(Records provided)
──────────────────────────────

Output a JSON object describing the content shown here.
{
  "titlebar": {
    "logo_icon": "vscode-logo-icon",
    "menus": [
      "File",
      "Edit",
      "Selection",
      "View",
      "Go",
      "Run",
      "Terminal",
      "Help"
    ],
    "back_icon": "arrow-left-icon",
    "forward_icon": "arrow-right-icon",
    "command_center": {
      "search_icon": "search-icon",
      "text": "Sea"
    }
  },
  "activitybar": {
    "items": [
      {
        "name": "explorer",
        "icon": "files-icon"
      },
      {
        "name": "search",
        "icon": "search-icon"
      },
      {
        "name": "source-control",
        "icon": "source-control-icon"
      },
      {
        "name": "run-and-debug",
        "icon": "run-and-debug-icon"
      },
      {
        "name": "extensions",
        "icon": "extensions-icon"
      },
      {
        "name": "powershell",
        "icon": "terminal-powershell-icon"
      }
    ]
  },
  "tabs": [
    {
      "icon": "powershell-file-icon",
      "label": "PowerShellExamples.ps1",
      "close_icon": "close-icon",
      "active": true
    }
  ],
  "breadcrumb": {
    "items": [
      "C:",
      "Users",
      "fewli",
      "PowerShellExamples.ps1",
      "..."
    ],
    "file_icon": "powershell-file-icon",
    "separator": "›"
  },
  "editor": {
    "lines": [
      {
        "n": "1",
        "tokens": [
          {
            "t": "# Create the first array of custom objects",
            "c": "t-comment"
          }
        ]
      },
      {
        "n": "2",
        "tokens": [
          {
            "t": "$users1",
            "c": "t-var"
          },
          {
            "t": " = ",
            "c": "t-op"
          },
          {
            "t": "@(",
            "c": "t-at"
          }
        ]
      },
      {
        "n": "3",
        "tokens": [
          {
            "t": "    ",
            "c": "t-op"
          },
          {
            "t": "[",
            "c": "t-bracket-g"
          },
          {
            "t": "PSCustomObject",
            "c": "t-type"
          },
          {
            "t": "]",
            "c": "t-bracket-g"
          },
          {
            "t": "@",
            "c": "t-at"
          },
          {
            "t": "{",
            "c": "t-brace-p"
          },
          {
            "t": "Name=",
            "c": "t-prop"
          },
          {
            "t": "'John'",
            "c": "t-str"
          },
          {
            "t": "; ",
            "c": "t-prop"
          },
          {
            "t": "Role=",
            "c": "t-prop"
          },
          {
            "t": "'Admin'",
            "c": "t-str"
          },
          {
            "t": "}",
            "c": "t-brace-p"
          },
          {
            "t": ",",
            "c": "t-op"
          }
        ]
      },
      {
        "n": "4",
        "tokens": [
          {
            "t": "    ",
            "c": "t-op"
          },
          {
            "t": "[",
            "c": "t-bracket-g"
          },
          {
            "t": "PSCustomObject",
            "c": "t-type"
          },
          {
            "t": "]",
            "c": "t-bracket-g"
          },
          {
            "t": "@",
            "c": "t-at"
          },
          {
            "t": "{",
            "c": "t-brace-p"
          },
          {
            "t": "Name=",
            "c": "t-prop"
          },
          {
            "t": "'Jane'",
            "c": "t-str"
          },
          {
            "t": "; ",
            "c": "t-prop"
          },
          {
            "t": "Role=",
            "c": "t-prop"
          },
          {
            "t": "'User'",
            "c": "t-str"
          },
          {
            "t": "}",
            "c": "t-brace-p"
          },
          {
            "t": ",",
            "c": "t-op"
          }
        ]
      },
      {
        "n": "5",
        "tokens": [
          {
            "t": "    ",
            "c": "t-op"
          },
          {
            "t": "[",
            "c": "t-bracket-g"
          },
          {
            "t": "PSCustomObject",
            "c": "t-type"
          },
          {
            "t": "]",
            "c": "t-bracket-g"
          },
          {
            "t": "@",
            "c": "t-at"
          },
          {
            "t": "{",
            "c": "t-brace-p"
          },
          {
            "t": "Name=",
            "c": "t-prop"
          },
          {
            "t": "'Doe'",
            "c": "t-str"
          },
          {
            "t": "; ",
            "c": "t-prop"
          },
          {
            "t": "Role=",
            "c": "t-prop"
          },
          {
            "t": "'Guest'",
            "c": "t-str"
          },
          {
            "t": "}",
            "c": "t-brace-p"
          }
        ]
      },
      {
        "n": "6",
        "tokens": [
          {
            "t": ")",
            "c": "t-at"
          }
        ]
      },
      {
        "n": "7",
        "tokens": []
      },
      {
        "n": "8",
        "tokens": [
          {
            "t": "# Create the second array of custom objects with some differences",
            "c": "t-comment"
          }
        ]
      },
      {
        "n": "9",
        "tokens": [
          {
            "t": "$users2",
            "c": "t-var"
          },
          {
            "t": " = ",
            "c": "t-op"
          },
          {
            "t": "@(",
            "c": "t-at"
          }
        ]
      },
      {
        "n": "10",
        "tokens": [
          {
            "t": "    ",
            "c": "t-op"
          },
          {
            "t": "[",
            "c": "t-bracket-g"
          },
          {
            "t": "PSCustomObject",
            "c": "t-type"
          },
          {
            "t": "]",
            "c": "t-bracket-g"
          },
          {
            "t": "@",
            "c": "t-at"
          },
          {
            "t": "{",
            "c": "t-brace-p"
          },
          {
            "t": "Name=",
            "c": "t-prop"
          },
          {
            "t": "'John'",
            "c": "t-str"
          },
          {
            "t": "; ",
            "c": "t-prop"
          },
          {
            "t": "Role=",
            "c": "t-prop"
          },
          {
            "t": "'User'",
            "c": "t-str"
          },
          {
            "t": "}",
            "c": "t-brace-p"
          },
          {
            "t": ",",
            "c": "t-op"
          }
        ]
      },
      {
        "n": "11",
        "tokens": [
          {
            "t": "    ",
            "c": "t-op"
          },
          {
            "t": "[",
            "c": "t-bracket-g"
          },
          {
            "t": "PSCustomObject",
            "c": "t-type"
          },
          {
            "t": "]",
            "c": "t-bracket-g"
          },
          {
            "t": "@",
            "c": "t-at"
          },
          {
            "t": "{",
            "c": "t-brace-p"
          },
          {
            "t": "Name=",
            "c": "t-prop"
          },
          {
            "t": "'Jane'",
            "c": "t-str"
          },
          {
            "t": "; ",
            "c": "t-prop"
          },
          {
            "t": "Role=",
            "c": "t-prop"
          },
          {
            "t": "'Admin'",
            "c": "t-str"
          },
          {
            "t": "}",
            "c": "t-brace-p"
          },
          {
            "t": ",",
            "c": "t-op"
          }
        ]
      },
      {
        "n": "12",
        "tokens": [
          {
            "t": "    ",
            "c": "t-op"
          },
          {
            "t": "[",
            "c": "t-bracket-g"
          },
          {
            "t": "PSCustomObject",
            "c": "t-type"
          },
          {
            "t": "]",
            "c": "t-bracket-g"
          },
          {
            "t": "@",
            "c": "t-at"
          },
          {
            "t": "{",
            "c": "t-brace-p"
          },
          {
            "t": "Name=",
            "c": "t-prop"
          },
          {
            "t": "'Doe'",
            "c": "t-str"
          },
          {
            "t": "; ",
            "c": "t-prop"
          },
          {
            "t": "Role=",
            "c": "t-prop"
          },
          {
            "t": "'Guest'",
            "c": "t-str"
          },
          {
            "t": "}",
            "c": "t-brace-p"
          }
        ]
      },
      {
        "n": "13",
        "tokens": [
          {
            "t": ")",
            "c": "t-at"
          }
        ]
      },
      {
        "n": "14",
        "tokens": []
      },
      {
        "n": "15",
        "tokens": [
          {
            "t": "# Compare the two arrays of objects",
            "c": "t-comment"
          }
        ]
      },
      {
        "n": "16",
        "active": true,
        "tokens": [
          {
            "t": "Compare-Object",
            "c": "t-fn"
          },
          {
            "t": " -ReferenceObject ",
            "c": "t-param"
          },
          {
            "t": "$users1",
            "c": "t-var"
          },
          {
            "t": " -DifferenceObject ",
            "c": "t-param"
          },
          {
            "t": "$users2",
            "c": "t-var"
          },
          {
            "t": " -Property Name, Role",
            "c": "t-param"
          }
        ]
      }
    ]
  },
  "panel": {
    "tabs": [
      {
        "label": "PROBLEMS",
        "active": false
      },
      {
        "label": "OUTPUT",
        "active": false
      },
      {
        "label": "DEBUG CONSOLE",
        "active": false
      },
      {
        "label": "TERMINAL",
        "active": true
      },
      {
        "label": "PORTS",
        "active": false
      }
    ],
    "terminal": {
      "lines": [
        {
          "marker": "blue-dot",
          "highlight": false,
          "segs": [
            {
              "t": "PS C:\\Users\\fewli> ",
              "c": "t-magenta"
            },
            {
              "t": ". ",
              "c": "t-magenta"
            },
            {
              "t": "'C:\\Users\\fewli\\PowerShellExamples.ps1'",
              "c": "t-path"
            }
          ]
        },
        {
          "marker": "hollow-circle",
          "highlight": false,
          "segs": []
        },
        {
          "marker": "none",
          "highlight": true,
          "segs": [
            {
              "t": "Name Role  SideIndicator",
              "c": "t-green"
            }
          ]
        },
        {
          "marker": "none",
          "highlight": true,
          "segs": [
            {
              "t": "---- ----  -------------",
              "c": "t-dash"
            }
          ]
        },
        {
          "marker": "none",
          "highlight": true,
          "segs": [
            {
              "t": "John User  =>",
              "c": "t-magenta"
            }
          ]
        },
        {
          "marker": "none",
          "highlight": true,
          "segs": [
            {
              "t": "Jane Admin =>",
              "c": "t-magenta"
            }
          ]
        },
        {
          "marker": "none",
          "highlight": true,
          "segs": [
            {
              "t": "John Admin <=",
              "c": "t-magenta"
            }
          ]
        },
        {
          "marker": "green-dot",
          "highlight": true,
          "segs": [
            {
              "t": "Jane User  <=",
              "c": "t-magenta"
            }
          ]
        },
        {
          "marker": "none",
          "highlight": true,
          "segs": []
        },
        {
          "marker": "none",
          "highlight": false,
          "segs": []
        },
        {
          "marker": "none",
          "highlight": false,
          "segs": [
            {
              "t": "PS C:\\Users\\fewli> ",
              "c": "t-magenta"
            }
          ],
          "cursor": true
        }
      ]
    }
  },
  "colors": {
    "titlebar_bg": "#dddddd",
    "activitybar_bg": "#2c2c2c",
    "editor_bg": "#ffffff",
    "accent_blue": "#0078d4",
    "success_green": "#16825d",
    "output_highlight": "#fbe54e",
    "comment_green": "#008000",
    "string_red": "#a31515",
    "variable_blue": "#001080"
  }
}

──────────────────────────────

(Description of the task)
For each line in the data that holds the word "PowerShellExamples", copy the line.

(Task answer)
      "label": "PowerShellExamples.ps1",
      "PowerShellExamples.ps1",
              "t": "'C:\\Users\\fewli\\PowerShellExamples.ps1'",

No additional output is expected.